Over the last 20 years funding for the School Nurse Corps has remained flat, even as both student health conditions and the need for nursing care have drastically increased. And now, the COVID-19 outbreak highlights yet another critical role that schools nurses serve.
The breadth of support school nurses provide during outbreaks benefits the whole community. From supporting custodial staff and teachers with proper cleaning and disinfection processes to communicating in a mindful and therapeutic way with families navigating illness, school nurses are on the front lines.
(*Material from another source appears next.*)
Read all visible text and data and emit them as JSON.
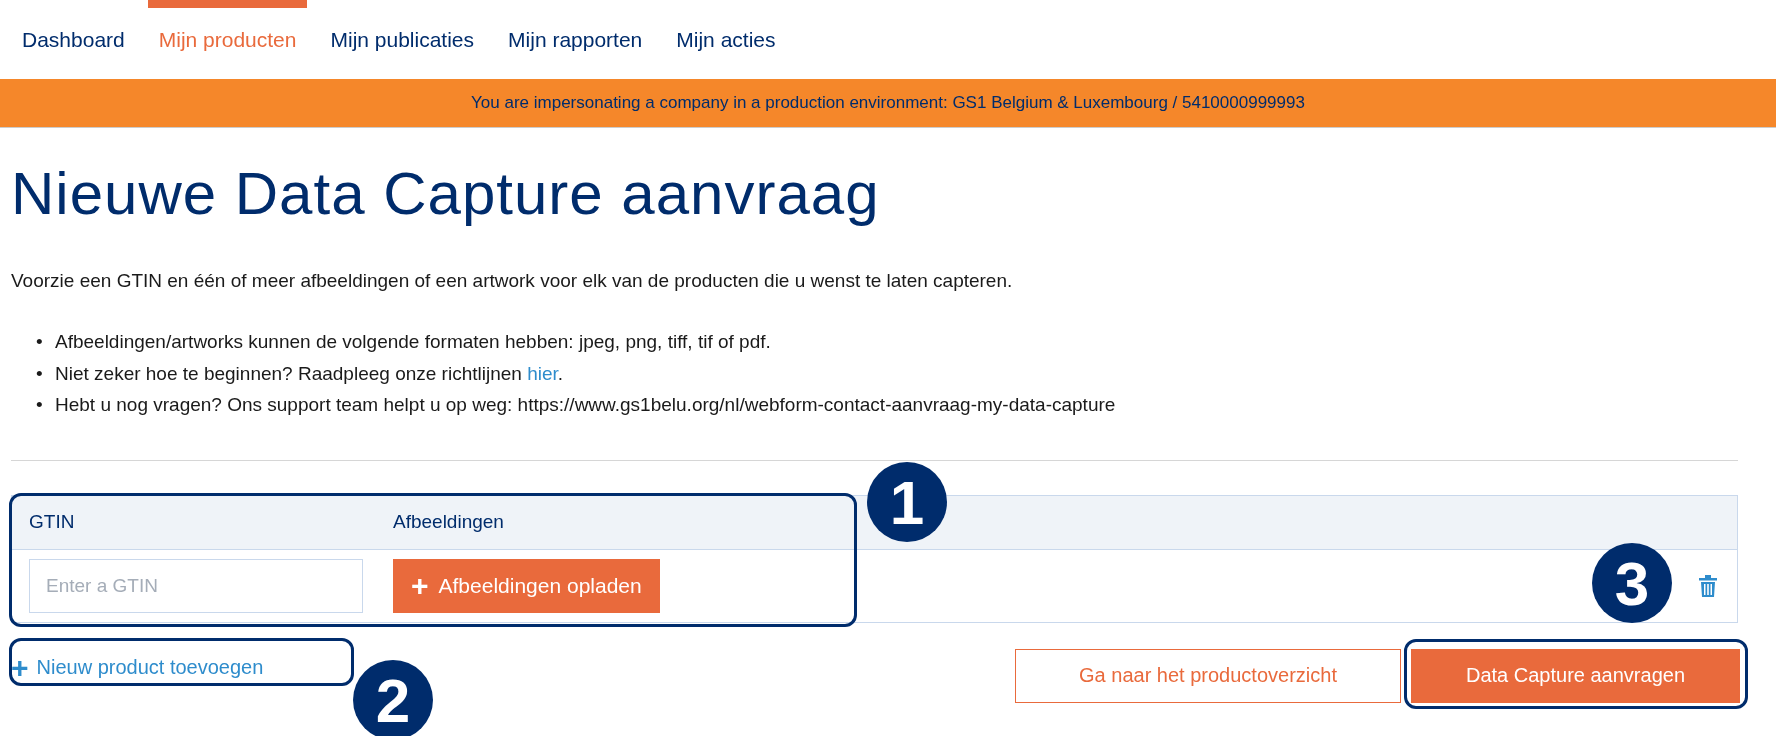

For example, school nurses ensure schools are following the state and federal classroom cleaning guidance to ensure that all students have access to a healthy learning environment.
School nurses also serve as the professional link between the education sector and public health. These professional RNs provide accurate and timely information to families and community members on public health developments, and work with schools and school districts to ensure that health protocols are understood and followed. School nurses are key to successful planning and implementation of evidence based prevention and response practices – and especially during outbreaks.
Even when there’s not a disease outbreak, school nurses are critical to ensuring students are healthy and ready to learn. In countless studies, school nurses have been associated with increased classroom attendance and improved academic achievement. Smaller nurse to student ratios are associated with lower absenteeism rates and higher graduation rates. Additionally, a key role of the school nurse includes assessing students’ health status, identifying barriers to educational progress, and developing health care plans to help avoid school absences.
During this outbreak and every day, our students deserve the security of having a registered professional nurse on campus. Please join us in urging Washington state lawmakers to invest $1.7 million in new funding in the School Nurse Corps during the 2020 legislative session.
Lynn Nelson, MSN, RN is a member of WSNA’s Legislative & Health Policy Council. Tessa McIlraith is the Legislative Chair for the School Nurse Organization of Washington and a practicing school nurse.